It is harder than we imagined, to start from scratch. How on earth does
one change a font? How to work across packages? Marking up a LaTex
document does resemble working with CSS or HTML, but only slightly. Each
command, each tag is particular to the magnificent world of LaTeX
itself. Many times we meet the paternalist humor of TeX's father, as it
has infected the whole TeX community it seems. We learn to understand
the tong-in-cheek concept of 'badness' (depending on the tension put on
hyphenated paragraphs, compiling a .tex document produces 'badness' for
each block on a scale from 0 to 10.000), and a long history of wonderful
but often incoherent layers of development, that envelope the mysterious
lasagna beauty of TeX's typographic algorithms. One day we will try to
draw you that on the

But however exciting to designers like us, LaTeX does resist anything
that shifts it's model of 'book', 'article' or 'thesis'. Fit for
academic publishing but too tight for the kind of publication we'd like
[Verbindingen/Jonctions 10](http://www.constantvzw.org/vj10) to be:
multilingual, multi-format, multi-layered. Small changes can be made
without much trouble, but major ones (try for example to combine a
custom paper size AND change the display of headers simultaneously)
explode the document beyond repair.

At the point we are ready to give up, we remember Pierre Marchand's
comment to [our earlier
Following his advice, we finally decide to try out
[ConTeXt](http://wiki.contextgarden.net), another 'macro package' that
uses the TeX engine. "*While LaTeX insulates the writer from
typographical details, ConTeXt takes a complementary approach by
providing structured interfaces for handling typography, including
extensive support for colors, backgrounds, hyperlinks, presentations,
figure-text integration, and conditional compilation*"
((http://wiki.contextgarden.net/What\_is\_ConTeXt)). This could be what
we were looking for.

ConTeXt was developed in the 1990's by a Dutch company specialised in
'Advanced Document Engineering'. They needed to produce complex
educational materials and workplace manuals and came up with this
interface to TeX. "*The development was purely driven by demand and
configurability, and this meant that we could optimize most workflows
that involved text editing*."
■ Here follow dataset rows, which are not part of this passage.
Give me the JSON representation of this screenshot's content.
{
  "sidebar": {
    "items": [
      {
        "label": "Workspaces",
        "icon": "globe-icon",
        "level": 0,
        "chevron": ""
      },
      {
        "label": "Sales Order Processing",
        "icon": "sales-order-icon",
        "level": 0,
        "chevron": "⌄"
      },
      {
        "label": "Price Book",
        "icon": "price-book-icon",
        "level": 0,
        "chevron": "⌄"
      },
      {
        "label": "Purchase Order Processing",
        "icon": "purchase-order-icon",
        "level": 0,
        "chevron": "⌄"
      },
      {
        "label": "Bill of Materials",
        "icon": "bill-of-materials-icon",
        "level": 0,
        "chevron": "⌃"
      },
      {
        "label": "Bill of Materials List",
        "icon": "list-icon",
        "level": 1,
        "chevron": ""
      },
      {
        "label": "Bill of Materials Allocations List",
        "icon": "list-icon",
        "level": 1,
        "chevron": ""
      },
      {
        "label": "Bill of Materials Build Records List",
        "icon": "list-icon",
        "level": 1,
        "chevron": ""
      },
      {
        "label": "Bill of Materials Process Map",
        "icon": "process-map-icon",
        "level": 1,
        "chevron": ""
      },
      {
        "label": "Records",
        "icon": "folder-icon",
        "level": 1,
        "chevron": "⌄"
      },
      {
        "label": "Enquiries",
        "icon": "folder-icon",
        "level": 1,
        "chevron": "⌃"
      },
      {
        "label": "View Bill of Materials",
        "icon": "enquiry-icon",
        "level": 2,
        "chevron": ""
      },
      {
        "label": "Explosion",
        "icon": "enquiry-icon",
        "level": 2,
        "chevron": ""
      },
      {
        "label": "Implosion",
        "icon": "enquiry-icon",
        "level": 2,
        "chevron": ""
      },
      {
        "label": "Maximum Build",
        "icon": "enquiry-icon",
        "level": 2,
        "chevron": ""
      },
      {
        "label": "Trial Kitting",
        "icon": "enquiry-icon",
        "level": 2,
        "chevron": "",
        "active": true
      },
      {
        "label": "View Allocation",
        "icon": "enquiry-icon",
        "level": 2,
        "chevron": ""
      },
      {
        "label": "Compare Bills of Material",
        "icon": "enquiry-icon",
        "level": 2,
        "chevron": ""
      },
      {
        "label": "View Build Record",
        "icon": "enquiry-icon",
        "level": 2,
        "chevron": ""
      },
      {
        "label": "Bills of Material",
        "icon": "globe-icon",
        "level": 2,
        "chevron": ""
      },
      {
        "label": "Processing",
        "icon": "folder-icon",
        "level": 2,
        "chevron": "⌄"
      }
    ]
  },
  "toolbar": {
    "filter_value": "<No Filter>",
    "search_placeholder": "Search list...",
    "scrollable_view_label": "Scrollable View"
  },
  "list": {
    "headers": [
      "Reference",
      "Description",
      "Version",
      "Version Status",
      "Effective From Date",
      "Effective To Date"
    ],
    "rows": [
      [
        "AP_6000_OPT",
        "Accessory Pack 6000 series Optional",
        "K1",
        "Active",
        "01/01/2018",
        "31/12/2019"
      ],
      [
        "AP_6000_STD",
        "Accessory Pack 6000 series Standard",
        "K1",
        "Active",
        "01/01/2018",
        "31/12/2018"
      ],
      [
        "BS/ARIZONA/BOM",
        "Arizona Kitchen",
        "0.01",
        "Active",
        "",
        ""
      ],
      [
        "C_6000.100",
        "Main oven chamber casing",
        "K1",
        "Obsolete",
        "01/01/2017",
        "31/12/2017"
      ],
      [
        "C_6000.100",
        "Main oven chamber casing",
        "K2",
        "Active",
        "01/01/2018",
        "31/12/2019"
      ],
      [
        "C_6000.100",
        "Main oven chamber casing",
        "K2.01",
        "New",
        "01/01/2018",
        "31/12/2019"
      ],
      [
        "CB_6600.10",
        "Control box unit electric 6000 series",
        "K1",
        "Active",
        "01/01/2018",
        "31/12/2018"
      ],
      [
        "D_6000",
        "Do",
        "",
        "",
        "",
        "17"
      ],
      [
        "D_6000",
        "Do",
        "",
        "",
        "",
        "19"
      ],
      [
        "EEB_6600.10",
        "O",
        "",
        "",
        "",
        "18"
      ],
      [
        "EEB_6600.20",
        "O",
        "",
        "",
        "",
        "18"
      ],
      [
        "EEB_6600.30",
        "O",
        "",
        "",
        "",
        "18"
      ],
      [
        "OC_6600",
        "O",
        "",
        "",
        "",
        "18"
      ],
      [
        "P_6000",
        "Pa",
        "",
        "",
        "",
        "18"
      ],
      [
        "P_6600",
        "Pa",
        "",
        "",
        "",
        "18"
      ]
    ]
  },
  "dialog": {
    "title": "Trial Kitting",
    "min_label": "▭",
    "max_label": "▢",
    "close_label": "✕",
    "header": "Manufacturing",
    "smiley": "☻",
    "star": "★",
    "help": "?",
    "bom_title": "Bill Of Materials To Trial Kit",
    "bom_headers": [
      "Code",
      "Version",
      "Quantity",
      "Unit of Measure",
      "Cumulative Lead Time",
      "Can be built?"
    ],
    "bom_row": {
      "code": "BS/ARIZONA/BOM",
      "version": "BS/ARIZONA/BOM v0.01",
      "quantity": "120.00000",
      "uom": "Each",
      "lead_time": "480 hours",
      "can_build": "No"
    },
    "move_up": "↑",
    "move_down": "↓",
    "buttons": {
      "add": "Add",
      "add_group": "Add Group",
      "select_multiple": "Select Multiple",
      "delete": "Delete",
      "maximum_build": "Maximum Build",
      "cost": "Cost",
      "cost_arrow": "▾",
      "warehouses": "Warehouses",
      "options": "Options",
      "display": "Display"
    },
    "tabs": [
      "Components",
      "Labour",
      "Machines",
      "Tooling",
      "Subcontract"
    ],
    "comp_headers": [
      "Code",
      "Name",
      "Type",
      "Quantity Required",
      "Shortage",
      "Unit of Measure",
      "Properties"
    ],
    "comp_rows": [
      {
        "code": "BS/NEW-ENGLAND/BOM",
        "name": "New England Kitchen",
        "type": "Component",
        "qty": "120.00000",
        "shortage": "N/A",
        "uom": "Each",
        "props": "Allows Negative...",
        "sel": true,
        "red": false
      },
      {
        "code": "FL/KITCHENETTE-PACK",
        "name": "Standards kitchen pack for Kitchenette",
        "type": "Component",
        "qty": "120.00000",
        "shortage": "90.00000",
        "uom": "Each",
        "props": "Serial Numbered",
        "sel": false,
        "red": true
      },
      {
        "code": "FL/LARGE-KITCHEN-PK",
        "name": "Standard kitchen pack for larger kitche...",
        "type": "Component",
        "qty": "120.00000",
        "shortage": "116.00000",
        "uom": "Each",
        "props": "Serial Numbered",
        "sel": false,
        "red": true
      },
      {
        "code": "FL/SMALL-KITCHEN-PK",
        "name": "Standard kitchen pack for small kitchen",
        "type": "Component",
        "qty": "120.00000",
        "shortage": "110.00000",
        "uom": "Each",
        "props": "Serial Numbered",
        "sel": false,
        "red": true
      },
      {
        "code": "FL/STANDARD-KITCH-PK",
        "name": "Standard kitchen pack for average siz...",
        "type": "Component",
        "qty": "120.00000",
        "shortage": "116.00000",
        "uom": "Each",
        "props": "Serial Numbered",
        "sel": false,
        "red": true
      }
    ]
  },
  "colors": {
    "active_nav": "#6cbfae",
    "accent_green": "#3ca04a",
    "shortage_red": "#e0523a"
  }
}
However frustrating it is to re-learn yet another type of markup (even
if all two are based on the same TeX language, none of the LaTeX
commands works in ConTeXt and vice versa), many of the things that in
LaTeX we could only achieve by means of 'hack', now are built in and
readily available. There are plenty of questions, bugs and dark areas
still but we breath again.

We're in the middle now of typesetting the book we've been working on
for so long, so it is a bit early to know whether we will succeed in the

To be continued!